Reading, writing, doing crossword puzzles and solving challenging puzzles may be linked to a lower risk of Alzheimer’s disease. Now a new study shows how mental stimulation may protect the brain.
The study, from researchers at the University of California, Berkeley, used brain scans and an imaging agent called Pittsburgh compound B to measure changes in the brains’ of test subjects. Pittsburgh compound B binds to beta-amyloid, a toxic protein that builds up in the brains of those with Alzheimer’s and is the main component of the brain plaques that characterize the disease.
The study, published in the Archives of Neurology, included 65 healthy older volunteers whose average age was 76, along with 10 seniors who had Alzheimer’s disease. Ten young people in their 20s and 30s served as controls.
Participants were asked about how often they engaged in mentally demanding activities like reading books or newspapers, writing letters or e-mails, going to the library and playing games. As part of the questionnaire, they were asked to rate how often they did these activities – ranging from every day or almost every day, to once a year or less – during five different periods of their lives: at age 6, 12, 18, 40 and currently.
The researchers found that the more often someone engaged in mentally stimulating activities, the less buildup of beta-amyloid they were likely to have in the brain.
“We report a direct association between cognitive activity and Pittsburgh compound B uptake, suggesting that lifestyle factors found in individuals with high cognitive engagement may prevent or slow deposition of beta-amyloid, perhaps influencing the onset and progression of Alzheimer’s disease,” the researchers write.
Engaging in mentally challenging tasks in the early and middle years seemed to be especially important for preventing the accumulation of beta-amyloid plaque, the researchers found. The brains of seniors who engaged in mentally stimulating activities most often were comparable to those of young people in the control group. Older people with the least cognitive stimulation, on the other hand, had brains that more closely resembled those of people with Alzheimer’s.
The study participants were also asked about how often they engaged in physical activities like cycling, waking, dancing or doing yoga in the previous two-weeks. Other studies have shown a link between physical activity and staying mentally sharp in old age, though that association was not demonstrated in this study. Those who were more physically active, though, tended to participate in mentally challenging tasks.
The authors note that Alzheimer’s is a complex disease, with many factors contributing to its onset and course. “Cognitive activity is just one component of a complex set of lifestyle practices linked to Alzheimer’s disease risk that may be examined in future work,” they concluded.

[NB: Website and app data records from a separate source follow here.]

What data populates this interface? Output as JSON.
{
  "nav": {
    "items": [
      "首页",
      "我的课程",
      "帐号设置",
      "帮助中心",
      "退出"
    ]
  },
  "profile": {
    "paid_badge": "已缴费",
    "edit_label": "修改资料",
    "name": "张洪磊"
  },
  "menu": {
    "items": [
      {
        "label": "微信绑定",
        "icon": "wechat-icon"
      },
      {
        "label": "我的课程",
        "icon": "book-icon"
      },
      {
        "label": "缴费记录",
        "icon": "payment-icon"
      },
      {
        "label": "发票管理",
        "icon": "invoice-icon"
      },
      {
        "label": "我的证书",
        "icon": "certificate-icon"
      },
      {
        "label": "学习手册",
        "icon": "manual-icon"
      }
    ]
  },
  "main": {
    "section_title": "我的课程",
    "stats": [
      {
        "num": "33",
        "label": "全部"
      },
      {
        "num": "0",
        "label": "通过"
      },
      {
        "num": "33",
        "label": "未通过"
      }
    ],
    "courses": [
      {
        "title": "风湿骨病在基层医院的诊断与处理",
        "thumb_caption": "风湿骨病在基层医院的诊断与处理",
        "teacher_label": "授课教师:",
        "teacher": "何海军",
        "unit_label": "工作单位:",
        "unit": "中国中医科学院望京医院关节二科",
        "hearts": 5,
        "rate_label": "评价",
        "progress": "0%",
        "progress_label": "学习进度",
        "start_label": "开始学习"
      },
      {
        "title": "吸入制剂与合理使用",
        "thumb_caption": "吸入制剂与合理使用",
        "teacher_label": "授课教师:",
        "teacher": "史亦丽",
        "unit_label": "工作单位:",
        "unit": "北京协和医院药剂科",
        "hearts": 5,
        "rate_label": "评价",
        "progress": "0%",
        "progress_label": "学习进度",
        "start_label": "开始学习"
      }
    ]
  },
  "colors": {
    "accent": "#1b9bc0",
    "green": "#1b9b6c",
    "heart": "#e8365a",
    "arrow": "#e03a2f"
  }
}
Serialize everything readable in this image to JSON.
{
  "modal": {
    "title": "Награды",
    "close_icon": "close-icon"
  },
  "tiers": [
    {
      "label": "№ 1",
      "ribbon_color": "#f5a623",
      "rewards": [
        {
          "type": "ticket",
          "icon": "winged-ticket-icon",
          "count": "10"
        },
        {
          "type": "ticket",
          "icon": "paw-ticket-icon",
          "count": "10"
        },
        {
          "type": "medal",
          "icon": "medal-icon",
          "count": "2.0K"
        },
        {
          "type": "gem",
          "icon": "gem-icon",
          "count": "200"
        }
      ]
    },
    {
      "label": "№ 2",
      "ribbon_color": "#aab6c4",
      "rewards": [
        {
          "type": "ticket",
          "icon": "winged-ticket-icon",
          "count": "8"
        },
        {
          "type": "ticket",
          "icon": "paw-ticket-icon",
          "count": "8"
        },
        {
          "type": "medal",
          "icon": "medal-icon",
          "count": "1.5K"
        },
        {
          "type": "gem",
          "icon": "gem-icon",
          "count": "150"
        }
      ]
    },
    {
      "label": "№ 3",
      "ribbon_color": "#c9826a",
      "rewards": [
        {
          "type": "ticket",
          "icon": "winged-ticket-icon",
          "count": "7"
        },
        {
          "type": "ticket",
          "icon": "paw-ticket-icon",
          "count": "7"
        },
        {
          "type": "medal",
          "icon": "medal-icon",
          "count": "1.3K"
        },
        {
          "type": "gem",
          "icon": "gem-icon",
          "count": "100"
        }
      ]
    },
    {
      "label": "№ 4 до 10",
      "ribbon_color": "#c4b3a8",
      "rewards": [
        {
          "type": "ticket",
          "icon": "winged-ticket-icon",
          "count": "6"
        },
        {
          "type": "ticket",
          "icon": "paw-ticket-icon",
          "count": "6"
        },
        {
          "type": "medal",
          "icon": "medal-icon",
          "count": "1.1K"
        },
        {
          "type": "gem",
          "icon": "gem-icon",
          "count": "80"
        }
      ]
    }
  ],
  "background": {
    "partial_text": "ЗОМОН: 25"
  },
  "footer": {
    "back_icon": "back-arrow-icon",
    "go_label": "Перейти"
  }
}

Source: Susan M. Landau; Shawn M. Marks; Elizabeth C. Mormino; et al: “Association of Lifetime Cognitive Engagement and Low β-Amyloid Deposition.” Archives of Neurology online doi:10.1001/archneurol.2011.2748